Now, imagine that you want to help the person whom you love to overcome their sin or vice. Imagine that you want to help your beloved get past his or her imperfections. Why would you want to help them? I suppose one answer you might give is that God commands you to do so. You might want to help your beloved because God has asked you to do so. In the way that a missionary sets off for a foreign land to bring Christ to people who do not know Christ because God has commanded us to do so, so you might set out to help your beloved get past the sin and vice in their life. But the way we think about loving persons is usually different. We don’t want to help our beloved because God has commanded us to do so; we want to help them because we love them. We will their good. We want what is best for them. Love gives reasons of its own.
Christ, in the Gospel today, tells us to do unto others as we would have others do unto us. In another time and place, Christ commands us to love our neighbors as we love ourselves. And what Christ means is that self-love ought to be normative for our moral lives: love of self ought to guide our conduct, showing us how to love others, to want what is best for them, to will their good.
The problem is that we are often very bad at self-love. When we struggle with an imperfection, a sin, or a vice, we lose sight of who we really are. We focus on the sin or imperfection. We start to condemn ourselves, and not the sin. And when it comes to repentance—overcoming vice and removing imperfections in our character—we tell ourselves that we are doing this work because God has commanded us to repent.
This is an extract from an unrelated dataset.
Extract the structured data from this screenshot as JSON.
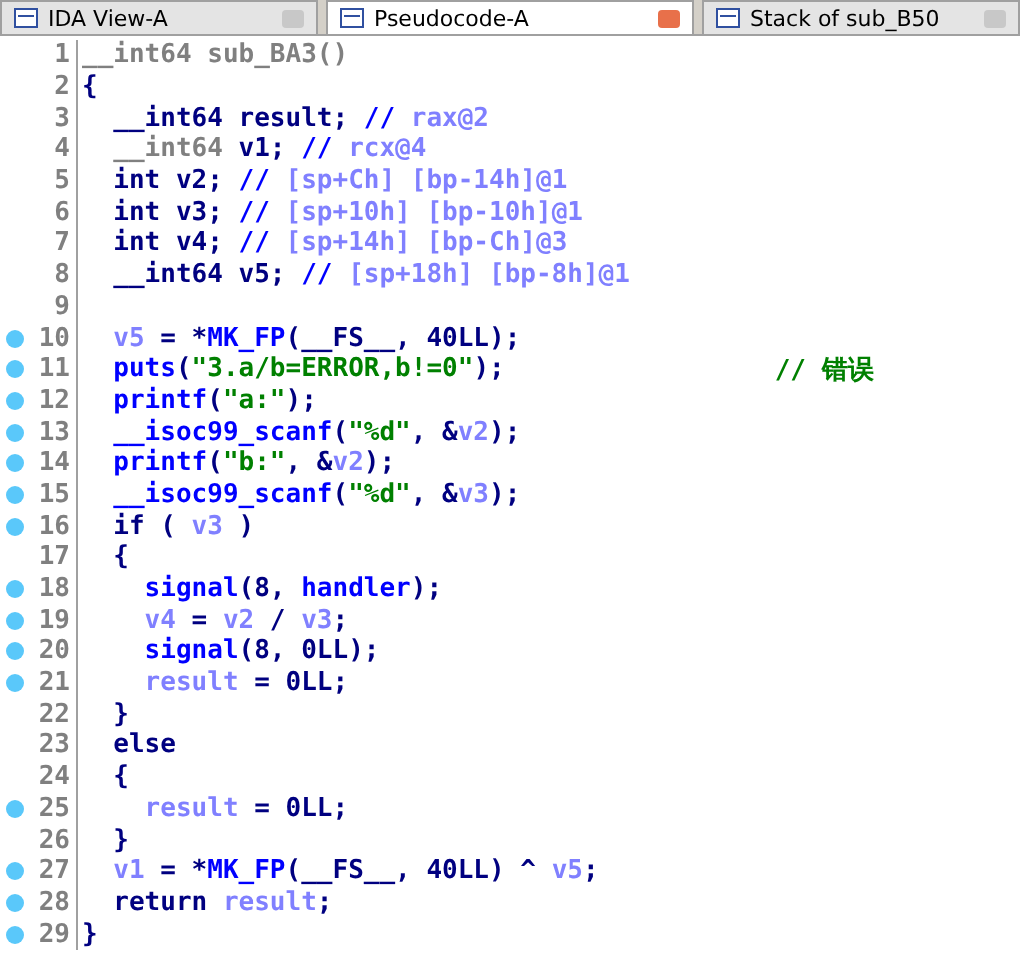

And divine command is a fine reason to repent. But we should love ourselves so purely and so wholeheartedly that we want what is best for us. We should love ourselves so purely and wholeheartedly that we will our own good. And that means that the sin, the vice, the imperfections, need to go. We love others in just this way. We should love ourselves this way as well.
Lent seems like a fine time to work on our self-love, so that in a few weeks time we might love ourselves as purely and as wholeheartedly as we love our neighbor.
Homilies delivered at the Basilica of the National Shrine of the Assumption of the Blessed Virgin Mary, and at Mount De Sales Academy.